These folk customs have their exact counterpart in the Baltic, which had an ancient sun goddess and the longest living unbroken tradition of paganism in Europe, together with an immemorial observance of the summer solstice. The corresponding seasonal name of Old English Litha is Ligo in the Baltic and the two words basically mean the same thing, they must be cognate yet no linguist yet has come to that obvious conclusion. One wonders why? Ligo is also called Jani which is the predictable reference to ‘John’ as in the Christian saint; it is also “a night of ancient fertility rituals. Some people maintain an old Jaņi tradition of running naked through the morning dew to bathe themselves. The belief here is that he who bathes nude in the morning dew of Jani will have a year of beauty, endurance and strength”.
Another Baltic name for midsummer is Rasos [Rasa in Latvia] and this name specifically references dew.
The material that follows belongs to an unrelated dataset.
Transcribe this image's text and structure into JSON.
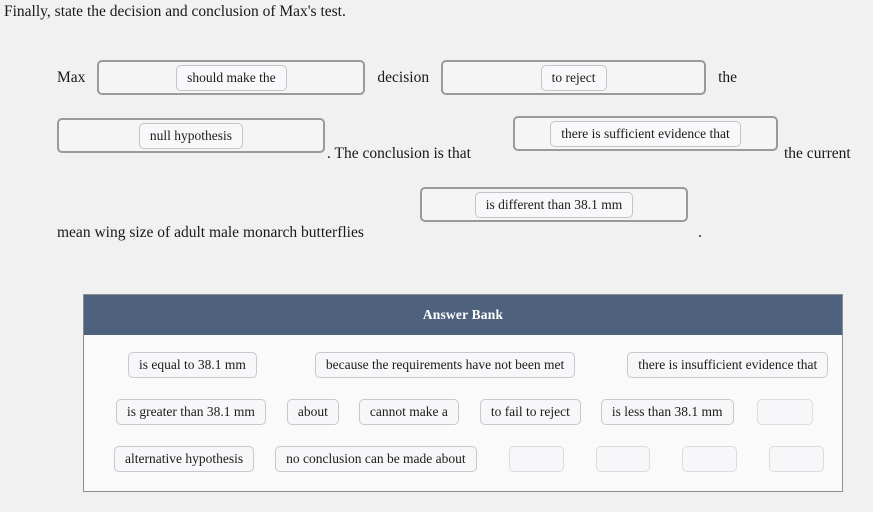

Around June 24th ‘Dew Holiday’ traditions include “singing songs and dancing until the sun sets, telling tales, searching to find the magic fern blossom at midnight [a euphemism], jumping over bonfires, greeting the rising midsummer sun and washing the face with a morning dew, young girls float flower wreaths on the water of river or lake. These are customs brought from pagan culture and beliefs”.
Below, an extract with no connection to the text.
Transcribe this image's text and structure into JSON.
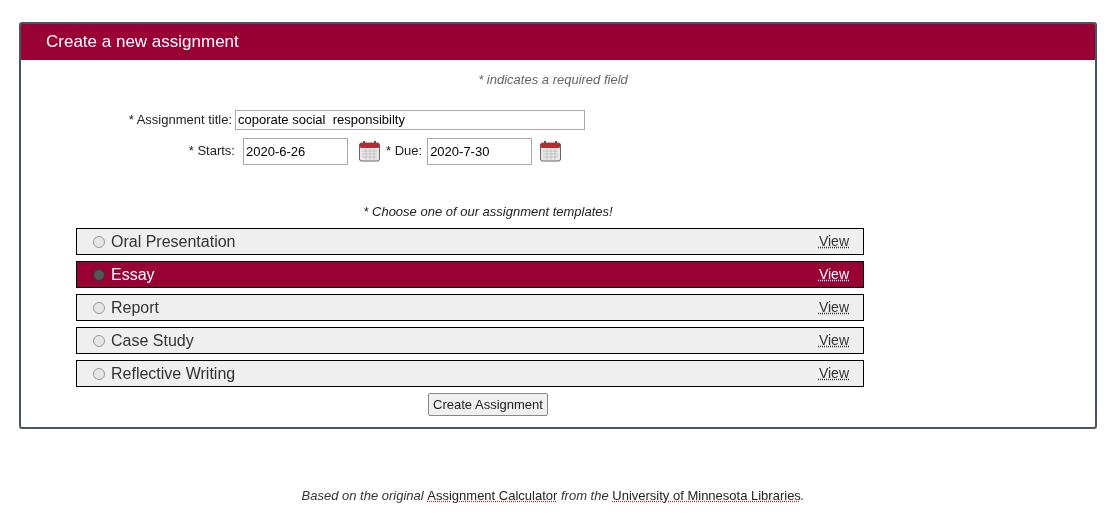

Lithuanian and Latvian are very ancient languages in the Baltic and it is fascinating to see how close the Baltic and subcontinent of India are with respect to Rasos. The corresponding word in Hindi is Rasa which denotes a religious festival also current, called Rasa Lila. In Sanskrit, the word 'rasa' means juice, nectar, emotion or sweetness and 'lila' means to be active. The Rasa Lila is actually a dance of love between the god Krishna and his consort Radha, it takes the form of a circle dance. It was a circle of dew which inspired the earliest building faze of the towering Mont St Michel in France. Looking at the words juice and nectar we can see a clear connection to dew in the sense of liquid, and in this religious sense - mystical liquid.

I will conclude then on the circumstantial evidence of the exact correspondence between ritual dew bathing (and gathering) in the Baltic and the British Isles, to argue that the midsummer solar ritual of the solstice, presided over by a sun goddess , [in the Baltic Saule, in Britain perhaps Sulis - the Bath goddess whose name means sun] - represent the same prehistoric tradition, effaced as Litha by Christianity in England but living on as Ligo in Latvia and Lithuania to this very day.

And when will we recover our pagan summer heritage?

In English folklore, if a girl gathered St John’s Wort “on midsummer’s eve with the dew still on it, she would marry within a year”

Reference: p. 59, ‘Discovering the Folklore of Plants’, M Baker. Shire Publications, 1981.